A former Tory councillor joined together with Jeremy Corbyn’s brother Piers and housing campaigners to take on Southwark Council in a legal battle last week.
Before Toby Eckersley stepped down from being a veteran Conservative councillor last year, he heard Aylesbury leaseholders put their case to the council about the proposed compulsory purchase orders (CPO) on their homes in order to knock the estate down and rebuild it.
Last week he joined the leaseholders at a public inquiry as they legally objected to the CPOs.
As a homeowner who previously battled all the way to the Court of Appeal to save his own property, Mr Eckersley was happy to lend his experience to the objectors, who were initially “out-gunned” with no legal representation up against the council’s barrister.
“I have to say it’s been interesting sharing a view with Piers Corbyn,” said Mr Eckersley, who has remained a “good Tory” throughout, sticking to his belief in property rights and the protection of home ownership.
The objectors argued at the two and a half day hearing that the estate should be refurbished and that the original decision to demolish was invalid, because councillors in 2005 did not have all the information necessary to compare the two options.

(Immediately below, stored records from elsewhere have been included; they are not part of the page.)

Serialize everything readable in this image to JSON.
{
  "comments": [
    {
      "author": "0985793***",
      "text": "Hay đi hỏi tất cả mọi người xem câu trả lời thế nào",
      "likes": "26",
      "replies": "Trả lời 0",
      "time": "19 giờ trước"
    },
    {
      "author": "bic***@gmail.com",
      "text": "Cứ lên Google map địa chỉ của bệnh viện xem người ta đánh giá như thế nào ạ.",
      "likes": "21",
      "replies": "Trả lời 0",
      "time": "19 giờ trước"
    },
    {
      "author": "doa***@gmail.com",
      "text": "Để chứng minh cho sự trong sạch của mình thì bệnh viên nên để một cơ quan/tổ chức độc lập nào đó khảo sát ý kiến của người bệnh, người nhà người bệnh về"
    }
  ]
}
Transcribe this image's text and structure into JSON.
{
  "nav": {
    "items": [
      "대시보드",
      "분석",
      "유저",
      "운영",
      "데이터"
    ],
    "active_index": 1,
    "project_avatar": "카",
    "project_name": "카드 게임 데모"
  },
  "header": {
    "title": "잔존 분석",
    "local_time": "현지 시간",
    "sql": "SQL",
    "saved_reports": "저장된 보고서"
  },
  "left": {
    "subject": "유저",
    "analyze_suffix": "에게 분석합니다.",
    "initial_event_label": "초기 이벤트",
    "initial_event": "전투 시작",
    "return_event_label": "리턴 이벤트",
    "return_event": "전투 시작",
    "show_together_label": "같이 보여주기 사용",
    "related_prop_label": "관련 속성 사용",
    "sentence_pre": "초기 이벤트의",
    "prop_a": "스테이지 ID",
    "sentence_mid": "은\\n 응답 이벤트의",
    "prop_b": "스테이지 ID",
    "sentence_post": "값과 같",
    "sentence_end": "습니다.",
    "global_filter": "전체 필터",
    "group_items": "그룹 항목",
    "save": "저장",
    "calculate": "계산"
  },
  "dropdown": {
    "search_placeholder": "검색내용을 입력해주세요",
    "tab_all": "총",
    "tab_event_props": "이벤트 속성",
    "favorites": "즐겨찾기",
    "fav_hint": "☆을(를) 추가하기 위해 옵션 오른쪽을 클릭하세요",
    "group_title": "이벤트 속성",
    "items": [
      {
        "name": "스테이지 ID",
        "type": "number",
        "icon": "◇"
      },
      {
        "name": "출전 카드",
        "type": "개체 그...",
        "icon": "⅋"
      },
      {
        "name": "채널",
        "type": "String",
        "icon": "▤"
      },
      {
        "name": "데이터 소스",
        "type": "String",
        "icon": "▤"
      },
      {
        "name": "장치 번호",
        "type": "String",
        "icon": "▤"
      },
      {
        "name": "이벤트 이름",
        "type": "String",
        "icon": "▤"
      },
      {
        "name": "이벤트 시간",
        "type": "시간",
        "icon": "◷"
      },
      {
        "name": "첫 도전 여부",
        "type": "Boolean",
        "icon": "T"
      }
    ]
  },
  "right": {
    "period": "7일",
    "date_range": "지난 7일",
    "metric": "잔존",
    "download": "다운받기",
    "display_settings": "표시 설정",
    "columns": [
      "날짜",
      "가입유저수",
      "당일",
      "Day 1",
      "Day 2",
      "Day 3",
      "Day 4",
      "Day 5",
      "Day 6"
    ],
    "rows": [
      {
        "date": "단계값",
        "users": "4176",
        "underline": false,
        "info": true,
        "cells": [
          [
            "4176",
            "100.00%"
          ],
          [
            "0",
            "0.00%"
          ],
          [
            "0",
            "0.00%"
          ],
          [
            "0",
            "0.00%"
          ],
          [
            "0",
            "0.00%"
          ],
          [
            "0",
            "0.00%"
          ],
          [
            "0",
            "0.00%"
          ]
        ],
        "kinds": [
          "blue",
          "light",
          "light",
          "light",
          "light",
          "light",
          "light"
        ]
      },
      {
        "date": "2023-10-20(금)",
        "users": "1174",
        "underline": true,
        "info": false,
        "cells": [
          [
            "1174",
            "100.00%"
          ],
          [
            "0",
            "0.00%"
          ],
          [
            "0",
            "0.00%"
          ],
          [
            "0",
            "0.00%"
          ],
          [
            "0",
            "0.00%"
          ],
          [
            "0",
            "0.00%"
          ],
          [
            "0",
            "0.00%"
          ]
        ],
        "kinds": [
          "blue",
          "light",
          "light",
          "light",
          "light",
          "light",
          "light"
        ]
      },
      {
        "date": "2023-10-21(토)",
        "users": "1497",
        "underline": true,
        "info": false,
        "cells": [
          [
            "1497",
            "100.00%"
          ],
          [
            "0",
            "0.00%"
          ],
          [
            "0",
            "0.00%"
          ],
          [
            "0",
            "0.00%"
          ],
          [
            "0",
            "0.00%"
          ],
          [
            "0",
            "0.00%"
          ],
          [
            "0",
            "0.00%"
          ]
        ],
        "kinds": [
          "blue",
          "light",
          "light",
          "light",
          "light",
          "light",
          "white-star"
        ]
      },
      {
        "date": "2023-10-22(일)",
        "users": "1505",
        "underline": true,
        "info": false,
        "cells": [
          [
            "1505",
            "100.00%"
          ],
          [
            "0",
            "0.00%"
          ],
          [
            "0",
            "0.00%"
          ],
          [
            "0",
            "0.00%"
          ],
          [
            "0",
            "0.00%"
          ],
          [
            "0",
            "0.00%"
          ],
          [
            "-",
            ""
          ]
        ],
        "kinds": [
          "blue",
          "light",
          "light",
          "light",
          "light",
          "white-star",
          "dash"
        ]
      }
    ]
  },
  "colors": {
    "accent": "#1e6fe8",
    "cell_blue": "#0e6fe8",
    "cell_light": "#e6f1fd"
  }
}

The council’s barrister argued regeneration followed the mandate of the Aylesbury Area Action Plan – the planning blue print for the area – and that previous planning inspectors had found in favour of regeneration over refurbishment.
The 35percent campaign, who blog about new developments meeting Southwark’s quota of social housing, claimed a victory during the hearing as their evidence resulted in a tight definition of what constitutes social rent being written into the legal agreement for the development.
“They achieved something on behalf of the objectors and the wider public,” said Mr Eckersley. “One cannot drive out people on low income from central London, that’s not right and I have some sympathy with that point of view.”
The planning inspector will make a recommendation to the Secretary of State, who will then authorise or block the compulsory purchase orders, with a decision likely in four to five months.